Treatment of Hercules' Club Poisoning in Dogs
Treatment depends on your pet’s condition and test results. The usual protocol for treating animals with plant toxicity is emesis for evacuation, detoxification with intravenous (IV) fluids, and observation. For severe cases, the veterinarian may also decide to admit your dog to the hospital for observation and medication as needed.
The first thing your veterinarian will want to do is get the poison out of your dog’s system, so to promote emesis (vomiting), she will give your pet peroxide or ipecac. This is usually followed by activated charcoal by mouth to absorb any poison remaining in your dog’s stomach and intestinal tract. If necessary, she may decide to perform a gastric lavage to be certain all of the plant particles are out of your dog’s system as well.
Fluids will be administered by intravenous (IV) for detoxification. This process will flush the kidneys and decrease the chance of dehydration from vomiting and diarrhea.
Medication is usually not given unless your dog consumed a large amount of Hercules’ club berries or roots. Medications that may be used are stomach protectants and antacids, or antiemetics to control the vomiting and diarrhea.
If your dog ate a large amount of roots or berries, or if the treatment is not working well, the veterinarian may keep your pet for 24-36 hours for observation. If not, you will be able to observe your dog from home.
Recovery of Hercules' Club Poisoning in Dogs

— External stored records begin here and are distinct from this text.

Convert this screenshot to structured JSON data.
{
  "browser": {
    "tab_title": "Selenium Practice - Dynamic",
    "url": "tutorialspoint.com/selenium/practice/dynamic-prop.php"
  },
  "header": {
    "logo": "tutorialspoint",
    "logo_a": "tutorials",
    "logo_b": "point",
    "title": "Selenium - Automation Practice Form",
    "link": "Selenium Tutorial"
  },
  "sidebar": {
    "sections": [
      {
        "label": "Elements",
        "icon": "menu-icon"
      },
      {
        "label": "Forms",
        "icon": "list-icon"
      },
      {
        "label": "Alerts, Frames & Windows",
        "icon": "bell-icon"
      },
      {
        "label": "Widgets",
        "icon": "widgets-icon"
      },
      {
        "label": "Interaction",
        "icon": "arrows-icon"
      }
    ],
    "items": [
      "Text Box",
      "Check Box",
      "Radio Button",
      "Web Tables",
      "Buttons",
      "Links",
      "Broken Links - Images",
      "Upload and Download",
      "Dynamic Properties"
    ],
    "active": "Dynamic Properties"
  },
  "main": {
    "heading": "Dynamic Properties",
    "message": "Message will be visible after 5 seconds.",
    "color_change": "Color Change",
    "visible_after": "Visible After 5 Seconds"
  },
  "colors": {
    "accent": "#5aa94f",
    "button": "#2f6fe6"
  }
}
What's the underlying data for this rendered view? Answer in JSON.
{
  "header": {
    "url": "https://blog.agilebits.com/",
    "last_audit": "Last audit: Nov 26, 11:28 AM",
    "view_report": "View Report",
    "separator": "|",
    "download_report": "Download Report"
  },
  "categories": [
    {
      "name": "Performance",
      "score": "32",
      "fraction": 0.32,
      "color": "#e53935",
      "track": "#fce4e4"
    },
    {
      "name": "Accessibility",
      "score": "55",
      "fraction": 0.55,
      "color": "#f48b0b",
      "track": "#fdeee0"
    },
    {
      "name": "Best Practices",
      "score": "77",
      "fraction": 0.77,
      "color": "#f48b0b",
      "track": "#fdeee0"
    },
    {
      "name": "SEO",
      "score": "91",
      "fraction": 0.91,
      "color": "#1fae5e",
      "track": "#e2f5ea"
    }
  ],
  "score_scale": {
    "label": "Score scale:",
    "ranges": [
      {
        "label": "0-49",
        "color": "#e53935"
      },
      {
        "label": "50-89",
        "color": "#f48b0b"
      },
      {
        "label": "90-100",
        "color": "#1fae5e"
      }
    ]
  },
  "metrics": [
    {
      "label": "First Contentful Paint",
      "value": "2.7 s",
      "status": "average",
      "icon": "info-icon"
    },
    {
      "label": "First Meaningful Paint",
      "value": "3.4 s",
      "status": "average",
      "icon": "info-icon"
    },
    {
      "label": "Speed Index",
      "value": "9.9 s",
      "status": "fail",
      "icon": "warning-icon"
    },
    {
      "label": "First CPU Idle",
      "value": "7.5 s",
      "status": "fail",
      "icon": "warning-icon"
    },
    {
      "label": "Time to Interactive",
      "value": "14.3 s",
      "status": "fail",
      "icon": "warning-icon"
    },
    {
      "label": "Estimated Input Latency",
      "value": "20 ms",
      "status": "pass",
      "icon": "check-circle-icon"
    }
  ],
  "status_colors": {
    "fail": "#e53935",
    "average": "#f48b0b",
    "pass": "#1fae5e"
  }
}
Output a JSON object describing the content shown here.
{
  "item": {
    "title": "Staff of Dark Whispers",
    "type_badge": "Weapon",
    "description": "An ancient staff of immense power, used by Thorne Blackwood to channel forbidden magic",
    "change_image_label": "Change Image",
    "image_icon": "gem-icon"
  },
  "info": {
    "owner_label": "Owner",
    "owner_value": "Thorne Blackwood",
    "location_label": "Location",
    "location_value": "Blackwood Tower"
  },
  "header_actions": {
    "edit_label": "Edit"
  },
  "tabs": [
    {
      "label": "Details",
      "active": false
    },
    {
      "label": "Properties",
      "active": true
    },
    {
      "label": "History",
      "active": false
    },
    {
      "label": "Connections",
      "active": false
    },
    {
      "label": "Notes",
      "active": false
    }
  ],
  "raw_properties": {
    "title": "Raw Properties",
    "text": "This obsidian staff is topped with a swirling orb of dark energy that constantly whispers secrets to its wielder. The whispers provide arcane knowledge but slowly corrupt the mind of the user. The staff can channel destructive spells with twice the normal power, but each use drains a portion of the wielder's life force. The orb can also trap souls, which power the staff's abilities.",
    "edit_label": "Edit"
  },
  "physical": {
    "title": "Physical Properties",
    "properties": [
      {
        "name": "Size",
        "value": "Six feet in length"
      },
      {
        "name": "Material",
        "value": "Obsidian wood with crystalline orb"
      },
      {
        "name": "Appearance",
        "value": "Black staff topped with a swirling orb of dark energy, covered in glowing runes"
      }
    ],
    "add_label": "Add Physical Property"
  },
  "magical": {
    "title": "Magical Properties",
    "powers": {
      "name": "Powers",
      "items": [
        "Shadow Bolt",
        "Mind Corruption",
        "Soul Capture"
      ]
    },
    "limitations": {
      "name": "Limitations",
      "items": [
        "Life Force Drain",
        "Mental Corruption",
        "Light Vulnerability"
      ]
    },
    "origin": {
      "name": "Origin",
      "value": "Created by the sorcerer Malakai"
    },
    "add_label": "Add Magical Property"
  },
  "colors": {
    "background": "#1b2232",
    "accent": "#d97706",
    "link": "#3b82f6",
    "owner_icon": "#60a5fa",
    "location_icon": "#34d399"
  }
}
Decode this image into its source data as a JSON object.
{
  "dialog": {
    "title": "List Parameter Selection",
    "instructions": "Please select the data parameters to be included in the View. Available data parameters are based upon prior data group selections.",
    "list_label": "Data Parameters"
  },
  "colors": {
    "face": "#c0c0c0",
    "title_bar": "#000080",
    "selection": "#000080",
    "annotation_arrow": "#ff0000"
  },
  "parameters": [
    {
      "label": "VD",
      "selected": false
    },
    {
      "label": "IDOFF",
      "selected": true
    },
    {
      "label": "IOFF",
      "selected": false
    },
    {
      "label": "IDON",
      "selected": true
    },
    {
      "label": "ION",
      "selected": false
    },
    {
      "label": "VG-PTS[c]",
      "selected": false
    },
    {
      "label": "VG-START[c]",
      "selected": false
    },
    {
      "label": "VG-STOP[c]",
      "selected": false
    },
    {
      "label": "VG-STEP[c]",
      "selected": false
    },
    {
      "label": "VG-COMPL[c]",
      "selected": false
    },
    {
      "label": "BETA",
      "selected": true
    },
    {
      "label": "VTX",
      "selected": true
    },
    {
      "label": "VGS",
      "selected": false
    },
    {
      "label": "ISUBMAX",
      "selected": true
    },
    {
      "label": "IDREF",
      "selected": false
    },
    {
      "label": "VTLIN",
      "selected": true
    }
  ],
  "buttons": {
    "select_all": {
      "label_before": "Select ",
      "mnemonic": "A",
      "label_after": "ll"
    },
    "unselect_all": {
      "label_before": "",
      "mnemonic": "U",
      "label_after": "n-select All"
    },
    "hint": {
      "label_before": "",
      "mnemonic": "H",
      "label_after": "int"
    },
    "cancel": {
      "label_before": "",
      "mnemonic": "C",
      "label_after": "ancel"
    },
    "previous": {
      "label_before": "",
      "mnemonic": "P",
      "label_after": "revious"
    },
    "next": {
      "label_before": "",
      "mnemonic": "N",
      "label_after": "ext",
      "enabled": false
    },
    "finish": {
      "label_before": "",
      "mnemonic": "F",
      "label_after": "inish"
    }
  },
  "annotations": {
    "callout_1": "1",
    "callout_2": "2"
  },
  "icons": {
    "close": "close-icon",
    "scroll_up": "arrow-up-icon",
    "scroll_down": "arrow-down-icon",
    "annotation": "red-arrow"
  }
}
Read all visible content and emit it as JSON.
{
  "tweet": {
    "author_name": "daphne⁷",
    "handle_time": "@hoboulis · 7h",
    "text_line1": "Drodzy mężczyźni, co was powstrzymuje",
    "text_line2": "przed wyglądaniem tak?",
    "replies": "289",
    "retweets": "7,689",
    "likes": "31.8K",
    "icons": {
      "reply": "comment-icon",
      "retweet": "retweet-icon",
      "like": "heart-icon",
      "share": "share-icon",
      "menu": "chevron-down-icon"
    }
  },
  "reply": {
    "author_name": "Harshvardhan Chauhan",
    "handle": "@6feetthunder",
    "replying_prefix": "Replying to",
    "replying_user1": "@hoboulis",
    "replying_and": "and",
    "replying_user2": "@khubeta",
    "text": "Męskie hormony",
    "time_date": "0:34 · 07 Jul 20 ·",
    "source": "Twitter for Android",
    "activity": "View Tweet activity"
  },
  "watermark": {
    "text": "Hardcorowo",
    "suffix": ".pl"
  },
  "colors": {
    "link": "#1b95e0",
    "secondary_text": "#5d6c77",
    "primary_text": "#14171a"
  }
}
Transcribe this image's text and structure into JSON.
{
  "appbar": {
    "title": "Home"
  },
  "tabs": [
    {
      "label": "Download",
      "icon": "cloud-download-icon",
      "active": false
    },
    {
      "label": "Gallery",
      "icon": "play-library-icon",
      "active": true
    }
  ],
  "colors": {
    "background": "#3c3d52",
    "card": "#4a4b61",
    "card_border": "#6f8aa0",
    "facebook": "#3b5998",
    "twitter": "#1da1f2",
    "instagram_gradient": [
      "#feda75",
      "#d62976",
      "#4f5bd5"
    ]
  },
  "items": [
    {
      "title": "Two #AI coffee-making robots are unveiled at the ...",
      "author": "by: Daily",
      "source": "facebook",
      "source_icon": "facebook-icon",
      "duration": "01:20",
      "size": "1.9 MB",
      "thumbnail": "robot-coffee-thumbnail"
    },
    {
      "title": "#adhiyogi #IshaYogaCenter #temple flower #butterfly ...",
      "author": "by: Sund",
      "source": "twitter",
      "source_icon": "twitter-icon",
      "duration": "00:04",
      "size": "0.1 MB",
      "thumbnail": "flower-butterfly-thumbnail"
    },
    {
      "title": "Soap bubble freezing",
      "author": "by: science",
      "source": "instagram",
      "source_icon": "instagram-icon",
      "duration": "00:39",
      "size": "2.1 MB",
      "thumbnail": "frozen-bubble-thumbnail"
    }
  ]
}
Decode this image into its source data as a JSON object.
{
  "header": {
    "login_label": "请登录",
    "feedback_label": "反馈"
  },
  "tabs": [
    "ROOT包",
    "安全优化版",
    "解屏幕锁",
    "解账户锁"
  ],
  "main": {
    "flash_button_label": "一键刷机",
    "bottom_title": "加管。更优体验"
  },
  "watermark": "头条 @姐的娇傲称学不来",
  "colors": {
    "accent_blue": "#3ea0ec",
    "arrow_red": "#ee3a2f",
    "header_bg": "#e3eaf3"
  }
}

As long as treatment was started within a few hours, your dog should be fine in a few hours. If berries or roots were eaten, it may be several days to a week, but prognosis is good if your dog received treatment right away. Watch your dog closely for a few days to make sure there are no complications and call your veterinarian if you have any concerns.